Teeth grinding, temporomandibular joint pain (TMJ), muscle cramps, dry mouth, cold sores, and calluses are all potential problems for wind musicians, which may be aggravated by performance. Repetitive movement, excessive practice, and stress can cause dental and orofacial problems.
It is not uncommon for musicians to experience TMJ, muscle strain, or focal dystonia (failure of a muscle to respond). As the result of continuous playing—and with age—tooth and mouth structure can shift. Tongue position and muscles of the lip and cheek are vital for embouchure. Dentures and dental implants, soft palate pain, cracks in teeth caused by vibration, and loss of feeling or sensitivity in the lips all can interfere with performance.

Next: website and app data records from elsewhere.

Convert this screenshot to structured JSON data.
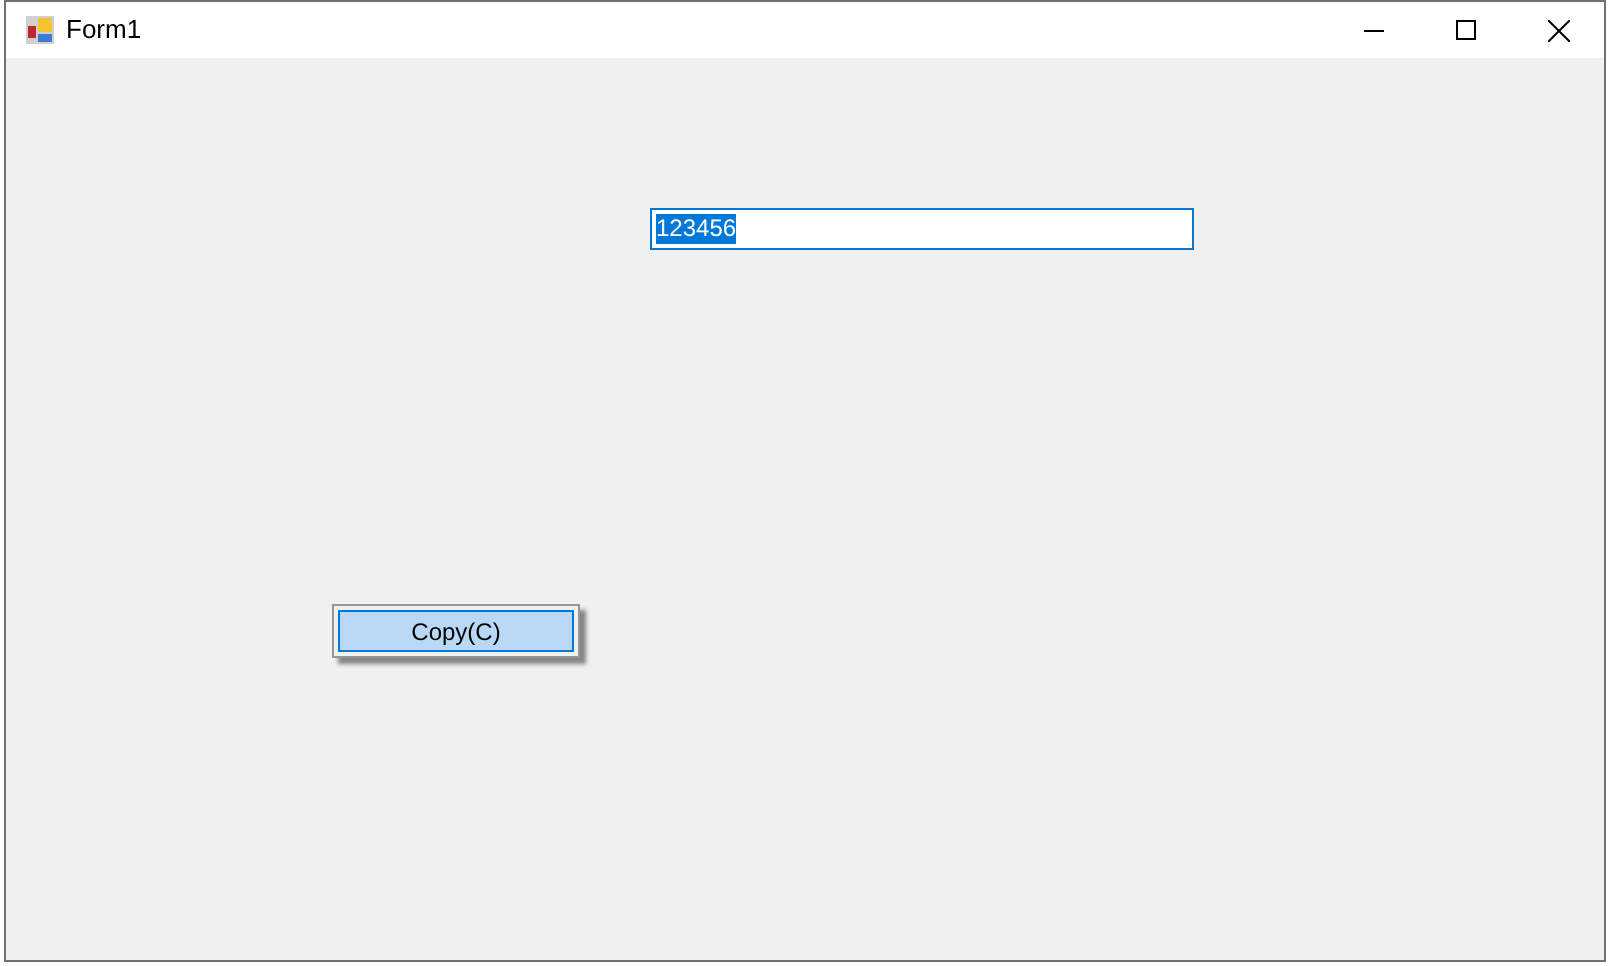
{
  "window": {
    "title": "Form1"
  },
  "textbox": {
    "value": "123456",
    "text_selected": true,
    "focused": true
  },
  "context_menu": {
    "items": [
      {
        "label": "Copy(C)",
        "selected": true
      }
    ]
  }
}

Eventually, dental problems can make controlling pitch and tone difficult. Slight changes in the position of the tongue or shape of the teeth (which occur over time and with age) can alter airflow and change embouchure. Regular dental visits are highly recommended, and it’s important to entrust dental care and treatment to dentists with expertise in conditions that affect musicians. With consistent care, they can provide relief and help prevent problems.
Be sure to discuss any dental discomfort you may be feeling. For example, teeth that are sensitive to cold and become more sensitive from inhaling air. Desensitizing toothpastes will help manage the problem, but your dentist may also discuss applying bonding resin to sensitive root surfaces. To strengthen enamel, fluoride treatments may be recommended.

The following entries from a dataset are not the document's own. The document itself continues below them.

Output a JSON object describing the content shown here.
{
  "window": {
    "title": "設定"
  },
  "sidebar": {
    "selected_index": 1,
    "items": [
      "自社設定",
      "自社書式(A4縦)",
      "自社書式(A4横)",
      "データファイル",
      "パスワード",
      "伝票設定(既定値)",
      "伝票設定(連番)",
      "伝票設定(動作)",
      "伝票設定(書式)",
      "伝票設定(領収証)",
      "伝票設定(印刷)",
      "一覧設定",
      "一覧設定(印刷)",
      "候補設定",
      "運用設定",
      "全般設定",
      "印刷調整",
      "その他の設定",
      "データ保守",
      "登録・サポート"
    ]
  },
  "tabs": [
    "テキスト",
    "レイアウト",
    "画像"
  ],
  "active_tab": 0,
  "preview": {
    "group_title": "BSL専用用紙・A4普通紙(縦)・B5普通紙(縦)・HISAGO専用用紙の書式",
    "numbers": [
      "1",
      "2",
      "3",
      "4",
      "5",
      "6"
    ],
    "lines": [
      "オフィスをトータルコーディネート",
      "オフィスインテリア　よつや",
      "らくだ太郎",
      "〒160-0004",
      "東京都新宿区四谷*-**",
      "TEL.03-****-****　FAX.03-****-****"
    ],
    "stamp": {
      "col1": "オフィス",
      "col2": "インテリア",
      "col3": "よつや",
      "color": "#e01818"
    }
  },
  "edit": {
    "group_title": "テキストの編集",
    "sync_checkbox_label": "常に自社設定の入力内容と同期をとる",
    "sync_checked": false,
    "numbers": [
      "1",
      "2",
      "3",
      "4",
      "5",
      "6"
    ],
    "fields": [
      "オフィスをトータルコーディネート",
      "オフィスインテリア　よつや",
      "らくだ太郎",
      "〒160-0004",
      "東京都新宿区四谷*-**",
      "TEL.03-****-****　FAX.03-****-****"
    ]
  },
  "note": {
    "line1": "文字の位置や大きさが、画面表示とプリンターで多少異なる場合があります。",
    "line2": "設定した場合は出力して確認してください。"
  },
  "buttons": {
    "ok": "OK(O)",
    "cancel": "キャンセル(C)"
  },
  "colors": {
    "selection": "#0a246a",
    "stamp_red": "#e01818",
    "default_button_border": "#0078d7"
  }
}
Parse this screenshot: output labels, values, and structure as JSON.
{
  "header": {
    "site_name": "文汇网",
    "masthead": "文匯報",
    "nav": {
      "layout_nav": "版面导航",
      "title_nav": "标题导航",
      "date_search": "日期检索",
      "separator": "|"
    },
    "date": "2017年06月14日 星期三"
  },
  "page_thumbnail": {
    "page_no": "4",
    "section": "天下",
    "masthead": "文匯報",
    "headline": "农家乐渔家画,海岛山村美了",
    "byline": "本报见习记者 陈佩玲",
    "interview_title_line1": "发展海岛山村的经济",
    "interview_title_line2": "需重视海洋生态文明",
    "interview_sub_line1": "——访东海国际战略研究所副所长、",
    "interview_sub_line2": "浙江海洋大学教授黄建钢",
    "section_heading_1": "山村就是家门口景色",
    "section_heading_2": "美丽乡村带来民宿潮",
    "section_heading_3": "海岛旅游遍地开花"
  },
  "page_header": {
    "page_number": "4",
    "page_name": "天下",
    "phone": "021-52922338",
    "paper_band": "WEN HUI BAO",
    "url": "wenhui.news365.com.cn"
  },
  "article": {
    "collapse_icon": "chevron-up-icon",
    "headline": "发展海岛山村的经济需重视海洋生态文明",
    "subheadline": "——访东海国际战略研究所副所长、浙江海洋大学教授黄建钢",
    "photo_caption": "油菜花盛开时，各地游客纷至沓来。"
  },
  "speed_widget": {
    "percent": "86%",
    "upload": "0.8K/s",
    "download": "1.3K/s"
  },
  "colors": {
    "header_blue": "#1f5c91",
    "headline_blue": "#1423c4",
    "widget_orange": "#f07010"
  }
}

Over time, mouthpieces can cause irritation. To slow wear and tear, appliances can be made to cover the upper incisors and evenly distribute the pressure. For teenagers under age 15, playing for several hours a day may cause the upper teeth to protrude, which may require orthodontia. Keep your dentist or orthodontist informed of any changes you feel in playing technique.

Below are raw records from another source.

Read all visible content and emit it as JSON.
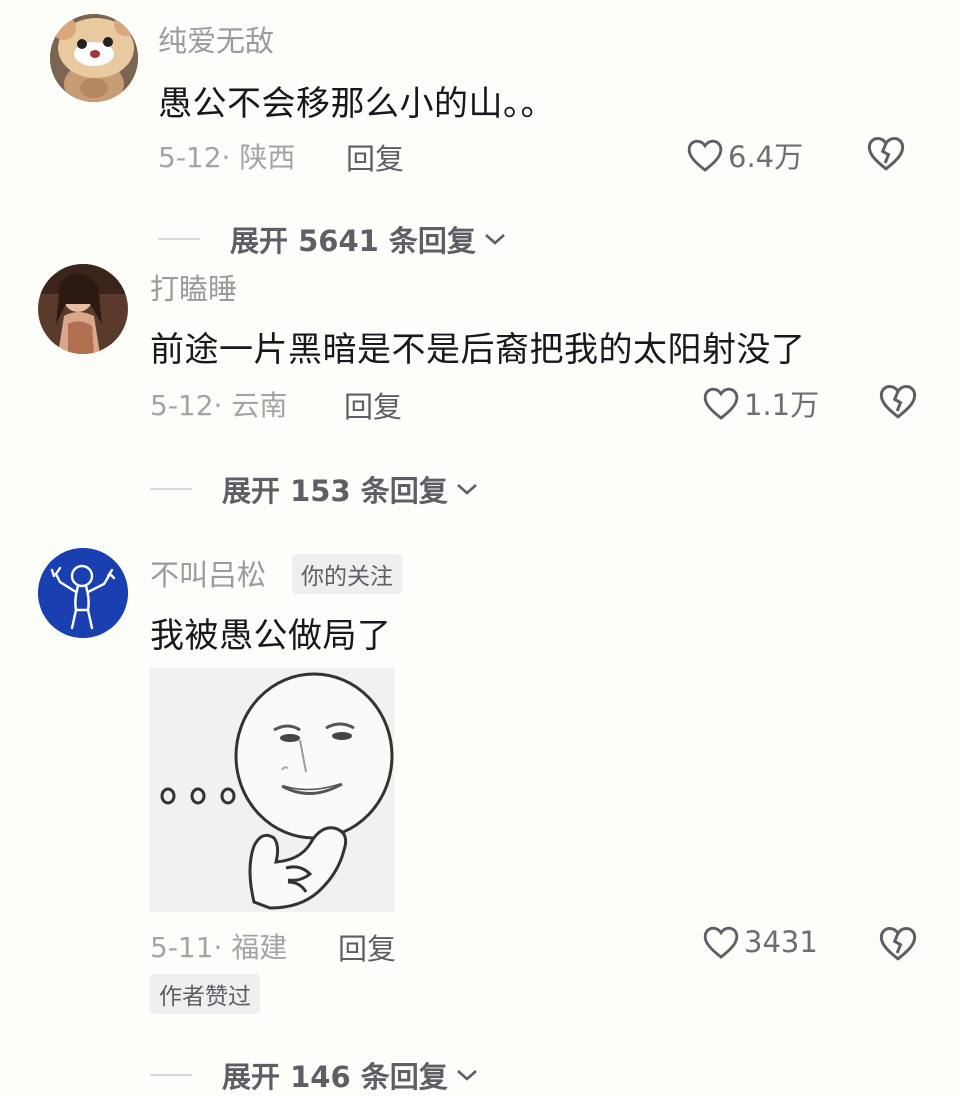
{
  "comments": [
    {
      "username": "纯爱无敌",
      "text": "愚公不会移那么小的山。。",
      "date_location": "5-12· 陕西",
      "reply_label": "回复",
      "likes": "6.4万",
      "expand_label": "展开 5641 条回复",
      "avatar_icon": "hamster-hat-avatar"
    },
    {
      "username": "打瞌睡",
      "text": "前途一片黑暗是不是后裔把我的太阳射没了",
      "date_location": "5-12· 云南",
      "reply_label": "回复",
      "likes": "1.1万",
      "expand_label": "展开 153 条回复",
      "avatar_icon": "girl-photo-avatar"
    },
    {
      "username": "不叫吕松",
      "follow_tag": "你的关注",
      "text": "我被愚公做局了",
      "sticker": "smiling-face-thumbs-up-meme",
      "date_location": "5-11· 福建",
      "reply_label": "回复",
      "likes": "3431",
      "author_liked_tag": "作者赞过",
      "expand_label": "展开 146 条回复",
      "avatar_icon": "stick-figure-avatar"
    }
  ],
  "colors": {
    "background": "#fdfdfa",
    "primary_text": "#17181d",
    "secondary_text": "#a3a4a8",
    "avatar_blue": "#1a3fb0"
  }
}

Science and technology have come a long way in crafting advanced, precise mouthpieces. Likewise, adaptive mechanisms may include lip shields, treatments to improve occlusion (bite), or customized mouthpieces for trumpet players. In fact, some practitioners recommend taking the instrument to the dentist’s office at the time of consultation. This allows the dentist to better assess problems and, if necessary, to create a prosthetic appliance tailored to your specific need.
Wind instrumentalists display complex neuromuscular activity during performance and should consider having a model made of their dental arches every year. It’s an inexpensive way of safeguarding their sound. Then, any prosthetic rehabilitation should make minimal changes to the musician’s performance.
For single reed players, where much of the weight and pressure is on the lower jaw, the biting surface of your lower teeth may slowly wear away or chip. In double reed players, there is increased risk for pain and calluses. The pressure that performing puts on the mouth may increase the risk of infection within the ducts that release saliva.
The pressure on teeth for double-reed and brass players forces teeth inward. Brass players can also suffer from trauma to the upper lip. A long night of playing, when teeth are in direct contact with the mouthpiece, can lead to dental wear, tooth fracture, and lip trauma.
Experts recommend not only warming up before a gig but also warming down afterwards—playing long tones, scales, and lip slurs—to prevent chop problems. The warm-down helps musicians regain pliability when their embouchure is inflamed from the pressure of playing.
Above all, if there is an injury, practice the three Rs: rest, recuperation, and rehabilitation. And, visit your dentist regularly.